STANDARD TERMS AND GROUPING
Anatomically, the neurons are arranged in a system-atic and logical manner in the brain and spinal cord, with neurons having the same or similar functions invariably grouped together. Many standard terms describe these areas and groupings:
Ganglia.A collection of cell bodies of neurons(e.g., Preganglionic nerves of the sympathetic and parasympathetic nerves synapse with postganglionic neurons in a region located outside the spinal cord and brain). The collection of cell bodies of the post-ganglionic neurons of one region is known as gan-glia. Another example is the dorsal root ganglion, a collection of the cell bodies of the unipolar sensory neurons that lies just outside the spinal cord.

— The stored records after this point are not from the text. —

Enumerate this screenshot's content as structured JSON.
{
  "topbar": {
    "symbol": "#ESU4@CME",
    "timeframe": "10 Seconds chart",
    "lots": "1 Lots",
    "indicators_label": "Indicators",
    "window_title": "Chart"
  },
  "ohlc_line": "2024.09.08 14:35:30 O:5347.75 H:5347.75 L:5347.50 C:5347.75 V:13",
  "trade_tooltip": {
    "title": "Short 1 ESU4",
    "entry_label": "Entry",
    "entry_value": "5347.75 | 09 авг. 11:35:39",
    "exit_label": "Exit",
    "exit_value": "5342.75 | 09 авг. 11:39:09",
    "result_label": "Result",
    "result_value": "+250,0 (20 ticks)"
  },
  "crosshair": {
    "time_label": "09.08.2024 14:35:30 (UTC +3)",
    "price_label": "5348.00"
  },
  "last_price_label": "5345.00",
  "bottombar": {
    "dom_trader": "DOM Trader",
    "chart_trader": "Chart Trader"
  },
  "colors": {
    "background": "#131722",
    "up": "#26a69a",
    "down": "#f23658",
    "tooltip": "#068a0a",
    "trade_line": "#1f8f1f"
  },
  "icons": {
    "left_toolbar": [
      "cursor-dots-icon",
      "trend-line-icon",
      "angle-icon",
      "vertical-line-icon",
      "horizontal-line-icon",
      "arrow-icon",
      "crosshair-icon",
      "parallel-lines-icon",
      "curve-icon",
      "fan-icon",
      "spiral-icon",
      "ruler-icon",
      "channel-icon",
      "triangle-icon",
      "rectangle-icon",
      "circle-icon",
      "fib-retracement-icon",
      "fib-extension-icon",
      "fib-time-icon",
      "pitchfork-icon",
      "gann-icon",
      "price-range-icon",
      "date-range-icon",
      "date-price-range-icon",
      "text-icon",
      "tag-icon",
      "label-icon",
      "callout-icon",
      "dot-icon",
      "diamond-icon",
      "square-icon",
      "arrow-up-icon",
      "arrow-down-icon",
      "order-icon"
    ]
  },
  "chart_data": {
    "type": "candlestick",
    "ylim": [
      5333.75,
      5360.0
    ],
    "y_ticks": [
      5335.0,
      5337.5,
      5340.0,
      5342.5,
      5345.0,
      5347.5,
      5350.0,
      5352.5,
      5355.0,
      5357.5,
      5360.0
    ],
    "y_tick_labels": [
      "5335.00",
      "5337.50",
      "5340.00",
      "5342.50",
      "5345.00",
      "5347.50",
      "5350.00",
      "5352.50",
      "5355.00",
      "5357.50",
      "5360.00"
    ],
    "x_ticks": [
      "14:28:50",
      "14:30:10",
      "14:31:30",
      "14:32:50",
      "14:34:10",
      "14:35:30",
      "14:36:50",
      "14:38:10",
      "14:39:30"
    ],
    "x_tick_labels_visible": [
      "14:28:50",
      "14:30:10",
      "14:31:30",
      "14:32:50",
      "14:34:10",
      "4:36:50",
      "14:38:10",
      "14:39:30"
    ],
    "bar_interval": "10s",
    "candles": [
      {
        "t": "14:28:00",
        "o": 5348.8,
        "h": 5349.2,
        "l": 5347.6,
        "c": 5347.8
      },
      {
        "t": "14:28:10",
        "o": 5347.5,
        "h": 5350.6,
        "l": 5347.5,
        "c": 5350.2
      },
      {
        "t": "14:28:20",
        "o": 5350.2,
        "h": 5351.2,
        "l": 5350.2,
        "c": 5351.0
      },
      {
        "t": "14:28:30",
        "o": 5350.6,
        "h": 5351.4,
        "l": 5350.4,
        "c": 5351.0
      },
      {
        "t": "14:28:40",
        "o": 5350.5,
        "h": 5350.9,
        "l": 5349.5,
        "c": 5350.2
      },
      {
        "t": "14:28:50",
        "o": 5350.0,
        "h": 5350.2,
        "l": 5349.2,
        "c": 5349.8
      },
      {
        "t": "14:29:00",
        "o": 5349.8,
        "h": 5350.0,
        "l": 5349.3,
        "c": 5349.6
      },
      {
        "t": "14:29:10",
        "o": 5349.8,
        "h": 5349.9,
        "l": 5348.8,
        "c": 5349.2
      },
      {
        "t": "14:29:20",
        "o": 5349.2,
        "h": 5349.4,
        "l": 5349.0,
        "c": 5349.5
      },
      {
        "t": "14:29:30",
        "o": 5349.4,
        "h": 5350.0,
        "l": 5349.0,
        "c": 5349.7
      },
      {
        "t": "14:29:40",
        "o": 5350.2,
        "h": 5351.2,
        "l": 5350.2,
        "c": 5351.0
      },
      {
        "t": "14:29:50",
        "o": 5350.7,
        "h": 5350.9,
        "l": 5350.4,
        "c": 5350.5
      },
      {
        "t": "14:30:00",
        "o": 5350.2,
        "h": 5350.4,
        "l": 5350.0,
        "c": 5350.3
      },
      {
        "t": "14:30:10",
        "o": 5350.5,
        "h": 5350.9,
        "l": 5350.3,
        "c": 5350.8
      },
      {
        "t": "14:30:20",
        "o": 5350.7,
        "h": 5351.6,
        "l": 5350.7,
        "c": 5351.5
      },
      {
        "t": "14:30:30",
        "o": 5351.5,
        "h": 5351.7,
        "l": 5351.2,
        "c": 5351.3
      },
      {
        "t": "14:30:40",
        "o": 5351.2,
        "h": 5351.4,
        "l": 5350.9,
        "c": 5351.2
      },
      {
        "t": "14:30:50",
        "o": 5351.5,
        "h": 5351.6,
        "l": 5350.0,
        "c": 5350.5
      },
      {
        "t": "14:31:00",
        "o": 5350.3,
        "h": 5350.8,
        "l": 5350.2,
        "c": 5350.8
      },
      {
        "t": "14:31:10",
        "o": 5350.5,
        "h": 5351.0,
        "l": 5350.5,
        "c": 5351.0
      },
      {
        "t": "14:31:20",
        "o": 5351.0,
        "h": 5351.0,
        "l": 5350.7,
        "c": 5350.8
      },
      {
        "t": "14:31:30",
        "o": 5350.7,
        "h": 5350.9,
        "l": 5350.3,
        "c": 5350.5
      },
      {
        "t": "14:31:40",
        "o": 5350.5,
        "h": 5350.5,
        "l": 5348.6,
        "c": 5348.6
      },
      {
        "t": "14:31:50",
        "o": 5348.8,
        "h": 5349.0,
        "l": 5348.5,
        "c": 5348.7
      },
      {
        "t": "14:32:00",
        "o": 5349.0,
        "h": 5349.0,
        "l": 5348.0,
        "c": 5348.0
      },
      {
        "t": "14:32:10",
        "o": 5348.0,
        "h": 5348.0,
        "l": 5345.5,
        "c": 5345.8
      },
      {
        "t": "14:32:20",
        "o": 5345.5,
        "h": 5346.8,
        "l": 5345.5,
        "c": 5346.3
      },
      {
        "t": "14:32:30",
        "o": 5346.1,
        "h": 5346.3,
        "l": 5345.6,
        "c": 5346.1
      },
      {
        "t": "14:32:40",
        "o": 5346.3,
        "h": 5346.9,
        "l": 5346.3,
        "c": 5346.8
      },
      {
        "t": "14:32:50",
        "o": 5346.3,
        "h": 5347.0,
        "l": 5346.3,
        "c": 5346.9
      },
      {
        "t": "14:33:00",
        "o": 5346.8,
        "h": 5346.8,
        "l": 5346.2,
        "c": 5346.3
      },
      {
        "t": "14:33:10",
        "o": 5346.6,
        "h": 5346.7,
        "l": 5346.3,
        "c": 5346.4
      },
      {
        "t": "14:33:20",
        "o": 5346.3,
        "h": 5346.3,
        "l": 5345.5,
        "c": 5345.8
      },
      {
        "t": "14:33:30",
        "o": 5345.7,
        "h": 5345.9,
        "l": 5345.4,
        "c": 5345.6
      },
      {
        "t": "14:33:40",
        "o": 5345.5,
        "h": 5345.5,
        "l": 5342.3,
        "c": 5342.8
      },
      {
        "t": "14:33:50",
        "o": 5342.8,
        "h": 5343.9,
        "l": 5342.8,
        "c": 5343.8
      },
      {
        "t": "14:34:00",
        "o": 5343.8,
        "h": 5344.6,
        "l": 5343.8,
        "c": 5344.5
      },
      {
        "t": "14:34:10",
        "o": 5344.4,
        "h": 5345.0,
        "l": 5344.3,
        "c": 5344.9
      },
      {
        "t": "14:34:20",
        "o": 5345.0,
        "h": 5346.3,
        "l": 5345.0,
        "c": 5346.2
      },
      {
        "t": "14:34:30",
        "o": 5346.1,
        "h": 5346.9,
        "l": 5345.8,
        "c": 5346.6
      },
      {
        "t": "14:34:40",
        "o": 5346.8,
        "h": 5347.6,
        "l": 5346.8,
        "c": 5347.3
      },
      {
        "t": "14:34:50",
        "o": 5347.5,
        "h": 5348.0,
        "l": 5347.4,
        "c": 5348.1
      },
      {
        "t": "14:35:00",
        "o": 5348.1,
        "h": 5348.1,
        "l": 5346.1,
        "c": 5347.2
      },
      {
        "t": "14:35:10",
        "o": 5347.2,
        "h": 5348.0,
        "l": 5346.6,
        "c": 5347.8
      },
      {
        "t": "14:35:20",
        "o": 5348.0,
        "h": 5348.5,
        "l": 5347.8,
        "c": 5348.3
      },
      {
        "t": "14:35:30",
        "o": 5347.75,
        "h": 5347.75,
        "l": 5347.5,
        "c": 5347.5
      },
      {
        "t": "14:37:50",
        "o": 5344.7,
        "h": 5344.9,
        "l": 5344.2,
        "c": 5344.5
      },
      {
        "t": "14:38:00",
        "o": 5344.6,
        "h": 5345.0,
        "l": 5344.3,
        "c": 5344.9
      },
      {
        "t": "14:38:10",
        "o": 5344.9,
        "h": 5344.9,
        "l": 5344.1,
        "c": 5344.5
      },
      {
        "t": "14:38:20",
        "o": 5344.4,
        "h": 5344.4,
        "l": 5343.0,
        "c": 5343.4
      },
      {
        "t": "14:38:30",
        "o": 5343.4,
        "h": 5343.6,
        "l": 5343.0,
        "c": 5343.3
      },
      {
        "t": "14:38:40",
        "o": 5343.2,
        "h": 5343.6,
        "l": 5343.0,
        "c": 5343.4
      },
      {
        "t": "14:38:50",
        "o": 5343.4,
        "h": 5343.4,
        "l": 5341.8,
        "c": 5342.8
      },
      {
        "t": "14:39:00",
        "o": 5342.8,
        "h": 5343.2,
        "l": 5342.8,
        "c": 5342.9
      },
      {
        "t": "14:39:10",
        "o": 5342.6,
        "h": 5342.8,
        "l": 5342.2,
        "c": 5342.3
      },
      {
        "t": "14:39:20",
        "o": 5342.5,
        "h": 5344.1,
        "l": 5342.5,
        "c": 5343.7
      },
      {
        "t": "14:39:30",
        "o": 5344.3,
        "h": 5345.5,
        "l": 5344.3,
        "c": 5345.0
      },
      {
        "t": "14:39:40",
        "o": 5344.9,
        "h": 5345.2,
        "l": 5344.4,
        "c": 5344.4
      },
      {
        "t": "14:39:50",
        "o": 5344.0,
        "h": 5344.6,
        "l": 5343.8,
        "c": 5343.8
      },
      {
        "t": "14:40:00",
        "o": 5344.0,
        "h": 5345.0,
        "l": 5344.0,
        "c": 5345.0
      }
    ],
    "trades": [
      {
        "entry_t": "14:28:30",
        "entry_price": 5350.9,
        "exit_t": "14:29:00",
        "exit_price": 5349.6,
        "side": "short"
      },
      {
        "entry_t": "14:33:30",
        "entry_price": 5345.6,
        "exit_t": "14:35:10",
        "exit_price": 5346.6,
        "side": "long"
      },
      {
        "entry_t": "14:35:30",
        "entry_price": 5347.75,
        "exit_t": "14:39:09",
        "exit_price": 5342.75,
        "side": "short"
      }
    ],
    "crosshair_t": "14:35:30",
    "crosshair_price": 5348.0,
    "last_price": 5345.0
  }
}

Centers, located in the CNS, are collections of cellbodies of neurons having the same function. For ex-ample, the vasomotor center in the brain has cell bodies of neurons involved in regulating the activities of the smooth muscles in the walls of blood vessels. If the boundary of a center can be distinctly made out in anatomic sections of the brain, it is referred to as the nucleus. The hypothalamus, for example, has many nuclei, some controlling sleep, some appetite.
Nerve.A nerve is a collection of axons of motorneurons, dendrites of sensory neurons, and axons/ dendrites of autonomic fibers bundled together by connective tissue in the PNS. A specific nerve may or may not contain all three types of nerve fibers (i.e., motor, sensory, and autonomic). Nerves leading to or from the brain and brain stem are the cranial nerves, and those leading from and to the spinal cord are thespinal nerves.
Tracts are bundles of the axons of neurons havingthe same function and destination. For example, the spinothalamic tract carries pain impulses from the body to the thalamus. Many tracts, if present in the same region of the CNS, are referred to as columns. For example, the sensations of touch and pressure are carried by neurons whose axons lie in the posterior as-pect of the spinal cord, the dorsal column.